Here, Slaton states a prima facie claim for sex discrimination against Acme. Slaton alleges that she is female, that she was qualified for her position as an electrician, and that she suffered adverse employment actions of being reprimanded and terminated. She further alleges she was treated differently than similarly-situated individuals outside of her protected class. Specifically, she alleges that although she was not the driver of the vehicle, did not cause the accident at issue in this case, and reported the accident to her foreman within minutes of it occurring, she nevertheless was given verbal and written warnings and terminated, while the male driver of the vehicle and another male coworker who was involved in the accident were not disciplined. Given that Slaton states a claim for sex discrimination, amendment would not be futile. The court, in its discretion, therefore will grant Slaton's motion to amend to bring a sex-discrimination claim against Acme.
Finally, because Slaton states an employment-discrimination claim that falls under Local Rule 16-6, the court will grant Slaton's motion for referral to the court's Early Neutral Evaluation program. The court also will approve the parties' stipulated discovery plan, which seeks a 180-day discovery plan, with discovery deadlines to be measured from the date of the Early Neutral Evaluation conference.
IT IS THEREFORE ORDERED that plaintiff Malinda Slaton's motion to supplement and amend complaint (ECF No. 20) is GRANTED in part and DENIED in part as stated in this order.
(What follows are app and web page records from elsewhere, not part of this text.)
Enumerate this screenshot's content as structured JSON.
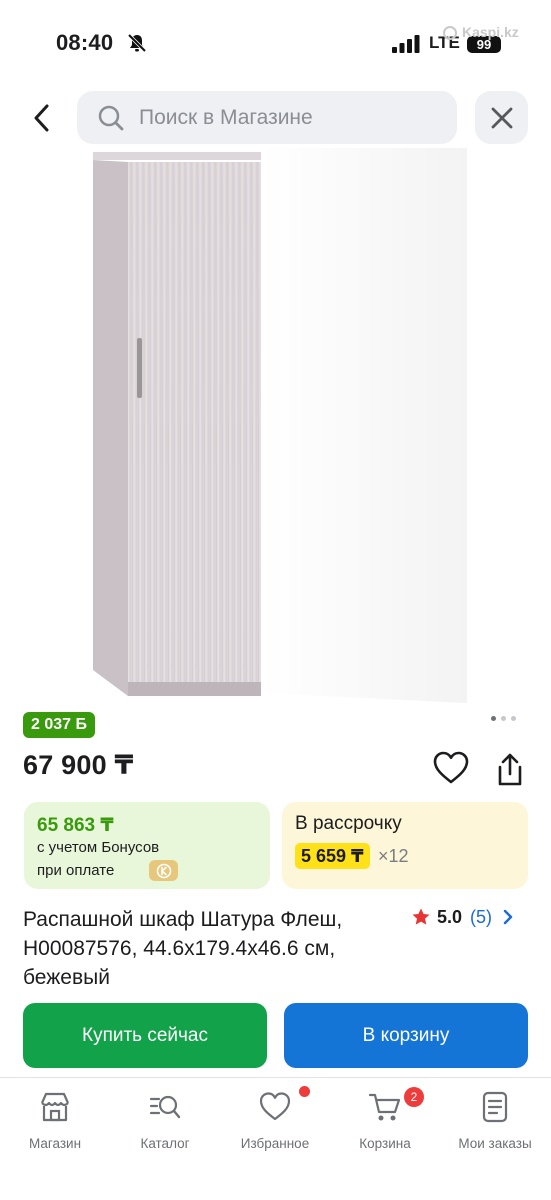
{
  "status_bar": {
    "time": "08:40",
    "network": "LTE",
    "battery": "99",
    "watermark": "Kaspi.kz"
  },
  "search": {
    "placeholder": "Поиск в Магазине"
  },
  "product": {
    "bonus_badge": "2 037 Б",
    "price": "67 900 ₸",
    "bonus_card": {
      "amount": "65 863 ₸",
      "line1": "с учетом Бонусов",
      "line2": "при оплате"
    },
    "credit_card": {
      "title": "В рассрочку",
      "monthly": "5 659 ₸",
      "multiplier": "×12"
    },
    "title": "Распашной шкаф Шатура Флеш, Н00087576, 44.6x179.4x46.6 см, бежевый",
    "rating": {
      "score": "5.0",
      "count": "(5)"
    },
    "image_pages": 3,
    "image_current": 1
  },
  "actions": {
    "buy_now": "Купить сейчас",
    "add_to_cart": "В корзину"
  },
  "nav": {
    "items": [
      {
        "label": "Магазин",
        "icon": "shop-icon"
      },
      {
        "label": "Каталог",
        "icon": "catalog-icon"
      },
      {
        "label": "Избранное",
        "icon": "heart-icon"
      },
      {
        "label": "Корзина",
        "icon": "cart-icon"
      },
      {
        "label": "Мои заказы",
        "icon": "orders-icon"
      }
    ],
    "cart_count": "2"
  },
  "colors": {
    "accent_green": "#12a24a",
    "accent_blue": "#1575d6",
    "bonus_green": "#3a9a0e",
    "credit_yellow": "#ffe11a",
    "badge_red": "#ee3b3b"
  }
}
By September 19, 2018, Slaton must file a second amended complaint clarifying that her claim for sex discrimination is only against defendant Acme.
IT IS FURTHER ORDERED that Slaton's motion for referral to Early Neutral Evaluation program (ECF No. 26) is GRANTED. The clerk of court must assign this case to the Early Neutral Evaluation program. The court will enter a separate order scheduling the Early Neutral Evaluation conference. / / / / / / / / / / / / / / / / / /
IT IS FURTHER ORDERED that the parties' proposed discovery plan and scheduling order (ECF No. 32) is GRANTED. Within seven days of the Early Neutral Evaluation conference, the parties must meet and confer and file a proposed discovery plan and scheduling order that contains dates certain that are measured from the date of the conference.
DATED: September 12, 2018
C.W. HOFFMAN, JR.
UNITED STATES MAGISTRATE JUDGE